The memoir is a personal narrative that provides the author with a verbal processing of the self’s “becoming.” This kind of literature has charmed millions of readers with this human interest appeal in bestsellers such as The Color of Water by James McBride, The Liar’s Club by Mary Karr, and I Know Why the Caged Bird Sings by Maya Angelou. The voice of memoir offers its readers an occasion for personal identification so that a reader can find him or herself within the story of another and perhaps borrow the wisdom, healing or insight from similar life threads.

Henry Adams’ idea of the private universe of men is being born into memoir, as the individual universe of motherhood experience, healing from the trauma of abuse, or growing up in a racially mixed family is translated into print. The private universe of the writer, then, opens up a new world to the reader in which a common human spirit is realized, introducing the memoir as a catalyst for community.

The Church’s Response: Stories as Sacrament

The church is no stranger to self-narrative, understood in Christian circles as spiritual testimony, and Augustine’s Confessions is just one example. Beginning with the gospels and later patterned in martyology, hagiography, confession and conversion testimony, the story paradigm is rooted in ancient church tradition. The church has an evangelistic responsibility to engage the rising confessional characteristic of culture for kingdom purposes rather than dismissing it as a narcissistic endeavor. The church need not be suspicious of the collective cultural cry for self-understanding, having its own so satisfied in the Person of Christ. Instead, the church must bridle the technique of self-narrative for Christian testimony, and affirm the art of life story as a powerful witness for grace.

The pattern for spiritual testimony finds its structure in the grand drama of redemption, as the unfolding story of a believer’s sanctification is only understood in the identification with the rhythms of Christ’s life, death and resurrection. The storyteller must then recognize the tension between the cosmic Story of redemption and the echoing story of personal redemption. By telling personal story within the framework of God’s Story, we can engage the cultural trend of self-narrative while adding the new, redemptive element of pointing beyond the self to the Savior.

The cultural rise in the self-narrative affords the church a powerful opportunity to channel the very same confessional trait into spiritual testimony. The church can enter the social scene of life-writing by affirming it in theology as sacrament and encouraging it in practice as testimony.
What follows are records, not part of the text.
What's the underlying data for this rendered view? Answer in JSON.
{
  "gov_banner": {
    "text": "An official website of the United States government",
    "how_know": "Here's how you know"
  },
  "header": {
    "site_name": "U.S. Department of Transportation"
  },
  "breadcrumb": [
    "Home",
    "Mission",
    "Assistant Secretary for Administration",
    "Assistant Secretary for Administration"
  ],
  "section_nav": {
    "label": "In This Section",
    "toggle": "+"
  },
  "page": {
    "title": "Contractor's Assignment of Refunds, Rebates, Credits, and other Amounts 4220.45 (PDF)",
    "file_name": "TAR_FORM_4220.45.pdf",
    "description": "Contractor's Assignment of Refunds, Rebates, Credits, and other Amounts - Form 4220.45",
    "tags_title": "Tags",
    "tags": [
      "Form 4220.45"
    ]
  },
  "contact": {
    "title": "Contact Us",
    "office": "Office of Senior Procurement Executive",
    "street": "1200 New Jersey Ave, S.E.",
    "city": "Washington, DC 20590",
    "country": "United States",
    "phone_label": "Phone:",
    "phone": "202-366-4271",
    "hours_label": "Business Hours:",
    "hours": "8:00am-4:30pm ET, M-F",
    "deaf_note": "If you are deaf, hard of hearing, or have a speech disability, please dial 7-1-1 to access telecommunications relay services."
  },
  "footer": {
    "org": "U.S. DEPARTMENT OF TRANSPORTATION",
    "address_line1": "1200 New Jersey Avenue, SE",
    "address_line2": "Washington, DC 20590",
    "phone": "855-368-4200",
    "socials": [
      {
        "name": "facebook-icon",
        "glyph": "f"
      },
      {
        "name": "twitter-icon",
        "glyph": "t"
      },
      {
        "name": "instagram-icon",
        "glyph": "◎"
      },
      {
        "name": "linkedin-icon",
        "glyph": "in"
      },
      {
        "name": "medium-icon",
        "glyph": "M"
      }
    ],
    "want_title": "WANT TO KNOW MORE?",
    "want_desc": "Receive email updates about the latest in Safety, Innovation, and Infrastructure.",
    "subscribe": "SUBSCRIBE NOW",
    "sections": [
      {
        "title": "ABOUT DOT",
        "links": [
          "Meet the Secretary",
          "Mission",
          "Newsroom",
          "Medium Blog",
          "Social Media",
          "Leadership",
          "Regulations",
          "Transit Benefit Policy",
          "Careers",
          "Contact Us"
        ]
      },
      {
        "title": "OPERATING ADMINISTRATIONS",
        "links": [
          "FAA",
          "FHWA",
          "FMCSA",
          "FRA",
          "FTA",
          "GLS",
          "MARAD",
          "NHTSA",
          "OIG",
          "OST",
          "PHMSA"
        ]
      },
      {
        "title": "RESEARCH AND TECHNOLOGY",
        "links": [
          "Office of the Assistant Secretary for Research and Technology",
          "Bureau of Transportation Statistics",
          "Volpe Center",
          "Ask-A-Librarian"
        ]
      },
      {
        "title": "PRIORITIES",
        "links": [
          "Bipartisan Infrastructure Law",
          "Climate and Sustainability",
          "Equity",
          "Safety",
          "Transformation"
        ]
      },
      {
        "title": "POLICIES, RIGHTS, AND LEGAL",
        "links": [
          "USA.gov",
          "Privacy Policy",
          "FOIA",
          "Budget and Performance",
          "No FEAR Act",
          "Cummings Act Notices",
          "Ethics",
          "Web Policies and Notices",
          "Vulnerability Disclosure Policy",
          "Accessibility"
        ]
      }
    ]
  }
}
The church is already a credible voice in the self-narrative genre not only because of its tradition of testimony, but also in its sacramental ability to transcend the very story it tells by praising the grace of the Divine Author, something no secular memoir can claim. The art of testimony, then, trades a religion of solipsism, characterized by self-devotion, for a religion of sacrament, marked by the surpassing of the self to point to the Savior.

Stephanie S. Smith graduated from Moody Bible Institute with a degree in Communications and Women’s Ministry, which she now puts to work freelancing as a book publicist and writer through her business, (In)dialogue Communications, at After living in Chicago for four years, traveling to Amsterdam for a spell, and then moving back home to Baltimore to plan a wedding, she now lives with her husband in Upstate New York where they make novice attempts at home renovation in their 1930s bungalow. She is a member of the Young Professionals of the Southern Tier and blogs for Moody Publishers at